**WORK REQUEST**
A word-for-word copy of every entry below is required; the images do not belong in it.

[Start of Attachment]

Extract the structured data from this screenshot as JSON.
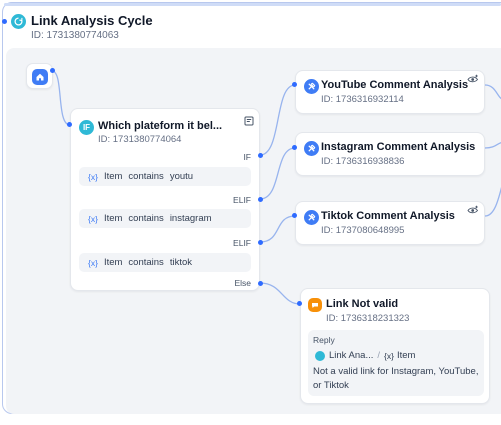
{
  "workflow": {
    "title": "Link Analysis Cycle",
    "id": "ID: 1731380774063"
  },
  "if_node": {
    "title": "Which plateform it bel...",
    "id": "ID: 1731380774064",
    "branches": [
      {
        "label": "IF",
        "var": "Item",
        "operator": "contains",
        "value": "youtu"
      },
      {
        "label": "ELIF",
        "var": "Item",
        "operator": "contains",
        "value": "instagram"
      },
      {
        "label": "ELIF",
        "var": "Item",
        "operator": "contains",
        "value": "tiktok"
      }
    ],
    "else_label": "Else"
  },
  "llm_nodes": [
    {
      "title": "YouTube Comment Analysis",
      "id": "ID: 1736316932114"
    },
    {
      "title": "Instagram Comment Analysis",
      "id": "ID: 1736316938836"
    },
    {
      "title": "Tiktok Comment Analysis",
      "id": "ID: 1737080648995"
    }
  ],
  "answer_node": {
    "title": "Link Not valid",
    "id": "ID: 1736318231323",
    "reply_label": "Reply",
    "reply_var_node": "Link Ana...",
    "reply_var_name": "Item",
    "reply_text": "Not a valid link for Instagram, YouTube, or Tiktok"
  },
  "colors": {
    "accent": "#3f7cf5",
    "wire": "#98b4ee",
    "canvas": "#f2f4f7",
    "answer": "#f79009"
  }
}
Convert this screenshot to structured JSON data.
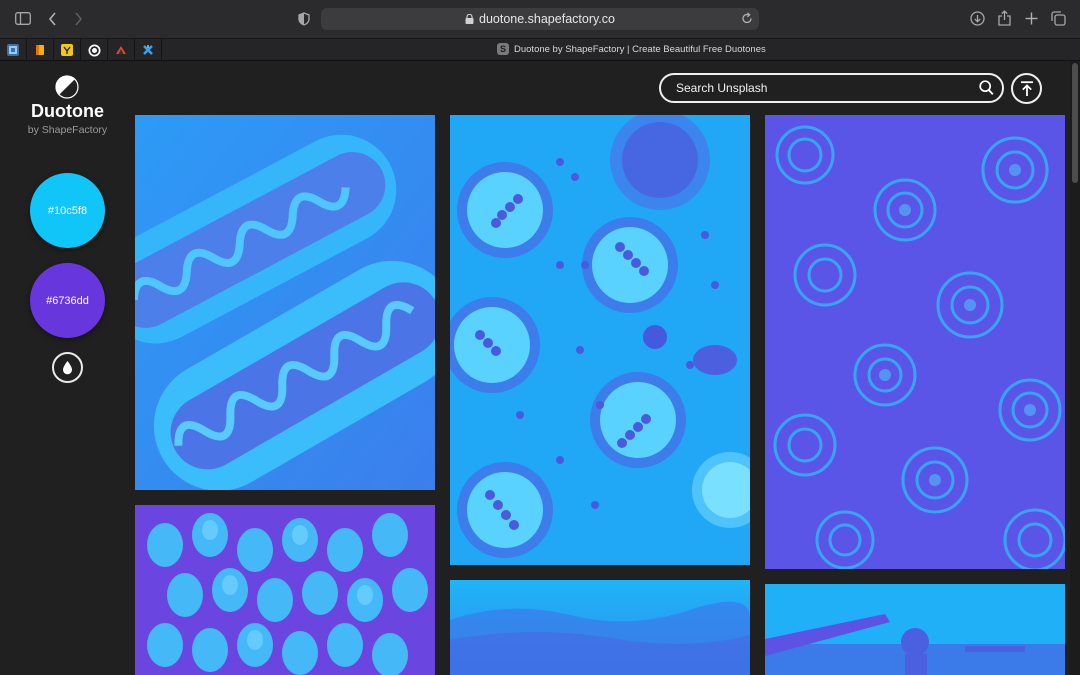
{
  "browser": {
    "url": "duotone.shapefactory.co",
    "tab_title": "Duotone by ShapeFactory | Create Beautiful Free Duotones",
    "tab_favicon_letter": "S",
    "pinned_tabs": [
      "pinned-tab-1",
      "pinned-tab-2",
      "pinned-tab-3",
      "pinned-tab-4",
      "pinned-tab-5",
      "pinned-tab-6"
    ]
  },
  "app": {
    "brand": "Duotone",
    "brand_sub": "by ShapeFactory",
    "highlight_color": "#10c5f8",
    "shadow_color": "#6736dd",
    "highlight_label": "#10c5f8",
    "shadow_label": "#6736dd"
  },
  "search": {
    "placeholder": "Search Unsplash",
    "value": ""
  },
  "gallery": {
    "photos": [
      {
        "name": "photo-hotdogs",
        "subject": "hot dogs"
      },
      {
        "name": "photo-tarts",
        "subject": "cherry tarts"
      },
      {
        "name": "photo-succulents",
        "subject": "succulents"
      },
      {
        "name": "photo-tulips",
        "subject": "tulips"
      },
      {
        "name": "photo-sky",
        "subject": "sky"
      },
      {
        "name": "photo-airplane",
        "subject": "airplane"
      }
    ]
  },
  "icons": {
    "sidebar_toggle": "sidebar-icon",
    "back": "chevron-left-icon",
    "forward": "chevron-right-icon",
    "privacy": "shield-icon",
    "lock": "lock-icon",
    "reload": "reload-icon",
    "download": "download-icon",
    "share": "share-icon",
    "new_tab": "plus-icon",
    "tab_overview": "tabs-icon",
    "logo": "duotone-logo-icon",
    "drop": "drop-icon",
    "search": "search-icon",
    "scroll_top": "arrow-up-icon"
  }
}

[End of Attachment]

**YOUR RESPONSE**
Extract the structured data from this screenshot as JSON.
{
  "workflow": {
    "title": "Link Analysis Cycle",
    "id": "ID: 1731380774063"
  },
  "if_node": {
    "title": "Which plateform it bel...",
    "id": "ID: 1731380774064",
    "branches": [
      {
        "label": "IF",
        "var": "Item",
        "operator": "contains",
        "value": "youtu"
      },
      {
        "label": "ELIF",
        "var": "Item",
        "operator": "contains",
        "value": "instagram"
      },
      {
        "label": "ELIF",
        "var": "Item",
        "operator": "contains",
        "value": "tiktok"
      }
    ],
    "else_label": "Else"
  },
  "llm_nodes": [
    {
      "title": "YouTube Comment Analysis",
      "id": "ID: 1736316932114"
    },
    {
      "title": "Instagram Comment Analysis",
      "id": "ID: 1736316938836"
    },
    {
      "title": "Tiktok Comment Analysis",
      "id": "ID: 1737080648995"
    }
  ],
  "answer_node": {
    "title": "Link Not valid",
    "id": "ID: 1736318231323",
    "reply_label": "Reply",
    "reply_var_node": "Link Ana...",
    "reply_var_name": "Item",
    "reply_text": "Not a valid link for Instagram, YouTube, or Tiktok"
  },
  "colors": {
    "accent": "#3f7cf5",
    "wire": "#98b4ee",
    "canvas": "#f2f4f7",
    "answer": "#f79009"
  }
}
Convert this screenshot to structured JSON data.
{
  "browser": {
    "url": "duotone.shapefactory.co",
    "tab_title": "Duotone by ShapeFactory | Create Beautiful Free Duotones",
    "tab_favicon_letter": "S",
    "pinned_tabs": [
      "pinned-tab-1",
      "pinned-tab-2",
      "pinned-tab-3",
      "pinned-tab-4",
      "pinned-tab-5",
      "pinned-tab-6"
    ]
  },
  "app": {
    "brand": "Duotone",
    "brand_sub": "by ShapeFactory",
    "highlight_color": "#10c5f8",
    "shadow_color": "#6736dd",
    "highlight_label": "#10c5f8",
    "shadow_label": "#6736dd"
  },
  "search": {
    "placeholder": "Search Unsplash",
    "value": ""
  },
  "gallery": {
    "photos": [
      {
        "name": "photo-hotdogs",
        "subject": "hot dogs"
      },
      {
        "name": "photo-tarts",
        "subject": "cherry tarts"
      },
      {
        "name": "photo-succulents",
        "subject": "succulents"
      },
      {
        "name": "photo-tulips",
        "subject": "tulips"
      },
      {
        "name": "photo-sky",
        "subject": "sky"
      },
      {
        "name": "photo-airplane",
        "subject": "airplane"
      }
    ]
  },
  "icons": {
    "sidebar_toggle": "sidebar-icon",
    "back": "chevron-left-icon",
    "forward": "chevron-right-icon",
    "privacy": "shield-icon",
    "lock": "lock-icon",
    "reload": "reload-icon",
    "download": "download-icon",
    "share": "share-icon",
    "new_tab": "plus-icon",
    "tab_overview": "tabs-icon",
    "logo": "duotone-logo-icon",
    "drop": "drop-icon",
    "search": "search-icon",
    "scroll_top": "arrow-up-icon"
  }
}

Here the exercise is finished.